Exercise input:
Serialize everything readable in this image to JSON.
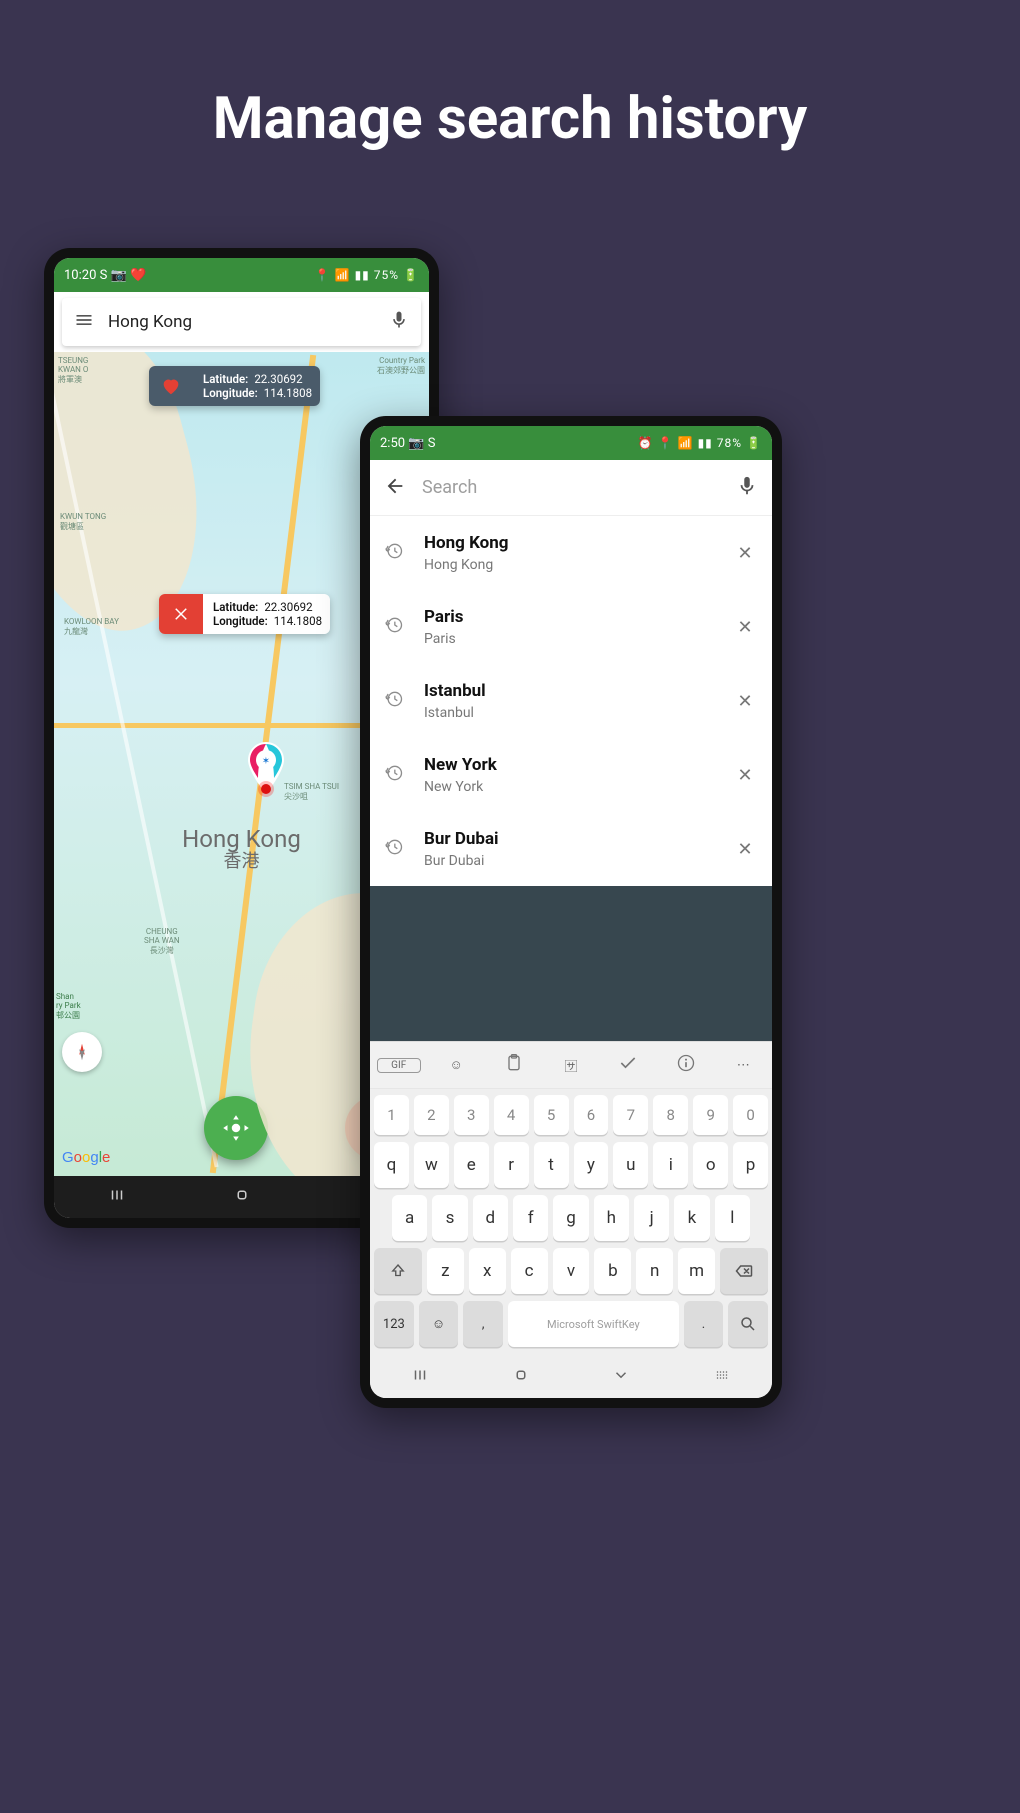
{
  "headline": "Manage search history",
  "phone_left": {
    "status": {
      "time": "10:20",
      "left_extra": "S 📷 ❤️",
      "battery": "75%"
    },
    "search": {
      "value": "Hong Kong"
    },
    "bubble_dark": {
      "lat_label": "Latitude:",
      "lat_value": "22.30692",
      "lng_label": "Longitude:",
      "lng_value": "114.1808"
    },
    "bubble_white": {
      "lat_label": "Latitude:",
      "lat_value": "22.30692",
      "lng_label": "Longitude:",
      "lng_value": "114.1808"
    },
    "city_label": "Hong Kong",
    "city_label_native": "香港",
    "map_tiny_labels": {
      "tseung_kwan": "TSEUNG\nKWAN O\n將軍澳",
      "country_park": "Country Park\n石澳郊野公園",
      "kwun_tong": "KWUN TONG\n觀塘區",
      "kowloon_bay": "KOWLOON BAY\n九龍灣",
      "tsim": "TSIM SHA TSUI\n尖沙咀",
      "cheung": "CHEUNG\nSHA WAN\n長沙灣",
      "shan_park": "Shan\nry Park\n邨公園"
    },
    "tiny_left": "觀塘區"
  },
  "phone_right": {
    "status": {
      "time": "2:50",
      "left_extra": "📷 S",
      "battery": "78%"
    },
    "search_placeholder": "Search",
    "history": [
      {
        "title": "Hong Kong",
        "subtitle": "Hong Kong"
      },
      {
        "title": "Paris",
        "subtitle": "Paris"
      },
      {
        "title": "Istanbul",
        "subtitle": "Istanbul"
      },
      {
        "title": "New York",
        "subtitle": "New York"
      },
      {
        "title": "Bur Dubai",
        "subtitle": "Bur Dubai"
      }
    ],
    "keyboard": {
      "numbers": [
        "1",
        "2",
        "3",
        "4",
        "5",
        "6",
        "7",
        "8",
        "9",
        "0"
      ],
      "row_q": [
        "q",
        "w",
        "e",
        "r",
        "t",
        "y",
        "u",
        "i",
        "o",
        "p"
      ],
      "row_a": [
        "a",
        "s",
        "d",
        "f",
        "g",
        "h",
        "j",
        "k",
        "l"
      ],
      "row_z": [
        "z",
        "x",
        "c",
        "v",
        "b",
        "n",
        "m"
      ],
      "space_label": "Microsoft SwiftKey",
      "sym_label": "123",
      "toolbar": [
        "GIF",
        "sticker-icon",
        "clipboard-icon",
        "translate-icon",
        "check-icon",
        "info-icon",
        "more-icon"
      ]
    }
  }
}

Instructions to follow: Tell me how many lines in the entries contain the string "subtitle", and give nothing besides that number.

Output of the exercise: 5